##### RECORDS SHOWN

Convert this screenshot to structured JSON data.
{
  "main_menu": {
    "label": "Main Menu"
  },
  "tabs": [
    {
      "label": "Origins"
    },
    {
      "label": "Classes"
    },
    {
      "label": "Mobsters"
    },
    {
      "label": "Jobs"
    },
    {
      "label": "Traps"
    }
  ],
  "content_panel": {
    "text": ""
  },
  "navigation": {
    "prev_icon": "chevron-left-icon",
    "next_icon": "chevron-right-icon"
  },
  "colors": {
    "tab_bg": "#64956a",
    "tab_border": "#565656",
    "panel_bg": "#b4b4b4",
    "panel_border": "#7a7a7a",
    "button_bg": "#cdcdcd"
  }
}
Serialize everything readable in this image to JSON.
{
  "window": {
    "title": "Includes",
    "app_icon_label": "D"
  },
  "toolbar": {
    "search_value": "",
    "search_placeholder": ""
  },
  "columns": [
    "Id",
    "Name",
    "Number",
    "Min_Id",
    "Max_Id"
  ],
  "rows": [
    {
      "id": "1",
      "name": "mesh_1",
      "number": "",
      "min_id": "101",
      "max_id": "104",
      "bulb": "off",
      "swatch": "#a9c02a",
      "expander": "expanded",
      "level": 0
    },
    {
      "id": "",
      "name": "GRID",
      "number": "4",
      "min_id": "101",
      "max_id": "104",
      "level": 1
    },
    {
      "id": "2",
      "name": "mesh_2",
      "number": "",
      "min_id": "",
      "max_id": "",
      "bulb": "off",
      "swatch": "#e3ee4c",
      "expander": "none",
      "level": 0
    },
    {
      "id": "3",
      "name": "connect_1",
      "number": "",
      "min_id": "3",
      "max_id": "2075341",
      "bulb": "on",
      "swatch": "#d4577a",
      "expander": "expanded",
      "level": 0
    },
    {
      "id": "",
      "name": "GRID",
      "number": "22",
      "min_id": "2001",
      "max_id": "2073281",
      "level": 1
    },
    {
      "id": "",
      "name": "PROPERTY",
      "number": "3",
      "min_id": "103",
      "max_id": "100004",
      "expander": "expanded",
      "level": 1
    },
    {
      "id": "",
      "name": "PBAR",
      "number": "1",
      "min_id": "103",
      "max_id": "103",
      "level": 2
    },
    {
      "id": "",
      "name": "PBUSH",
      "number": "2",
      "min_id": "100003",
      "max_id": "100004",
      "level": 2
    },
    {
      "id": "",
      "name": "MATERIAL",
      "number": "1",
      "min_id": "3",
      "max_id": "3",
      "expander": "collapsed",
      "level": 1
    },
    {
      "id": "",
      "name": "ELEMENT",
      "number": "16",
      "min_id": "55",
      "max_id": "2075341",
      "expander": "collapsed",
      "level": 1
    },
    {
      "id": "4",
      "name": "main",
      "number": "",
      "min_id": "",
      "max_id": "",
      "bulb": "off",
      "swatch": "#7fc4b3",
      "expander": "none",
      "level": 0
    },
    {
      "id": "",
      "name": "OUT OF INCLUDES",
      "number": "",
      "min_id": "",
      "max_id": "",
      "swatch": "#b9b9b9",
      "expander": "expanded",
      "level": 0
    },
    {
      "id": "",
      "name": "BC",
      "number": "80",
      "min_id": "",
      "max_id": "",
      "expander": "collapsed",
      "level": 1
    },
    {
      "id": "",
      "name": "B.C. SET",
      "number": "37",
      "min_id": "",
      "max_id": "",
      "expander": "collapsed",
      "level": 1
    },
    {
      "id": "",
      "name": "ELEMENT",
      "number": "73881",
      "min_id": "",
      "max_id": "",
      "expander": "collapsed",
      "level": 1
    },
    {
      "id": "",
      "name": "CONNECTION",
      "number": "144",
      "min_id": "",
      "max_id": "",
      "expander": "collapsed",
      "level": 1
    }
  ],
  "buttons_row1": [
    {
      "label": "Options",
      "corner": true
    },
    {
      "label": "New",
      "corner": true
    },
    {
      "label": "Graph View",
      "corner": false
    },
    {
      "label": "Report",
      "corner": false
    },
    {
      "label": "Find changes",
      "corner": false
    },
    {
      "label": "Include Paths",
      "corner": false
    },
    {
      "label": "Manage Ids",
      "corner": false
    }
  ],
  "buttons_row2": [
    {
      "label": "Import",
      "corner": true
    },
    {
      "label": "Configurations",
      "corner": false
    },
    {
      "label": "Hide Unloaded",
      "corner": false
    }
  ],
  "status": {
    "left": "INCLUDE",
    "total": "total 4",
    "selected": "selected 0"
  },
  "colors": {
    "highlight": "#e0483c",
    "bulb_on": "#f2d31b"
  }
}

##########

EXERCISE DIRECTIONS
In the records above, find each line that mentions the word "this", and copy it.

ANSWER TO THE PROBLEM
Convert this screenshot to structured JSON data.
Serialize everything readable in this image to JSON.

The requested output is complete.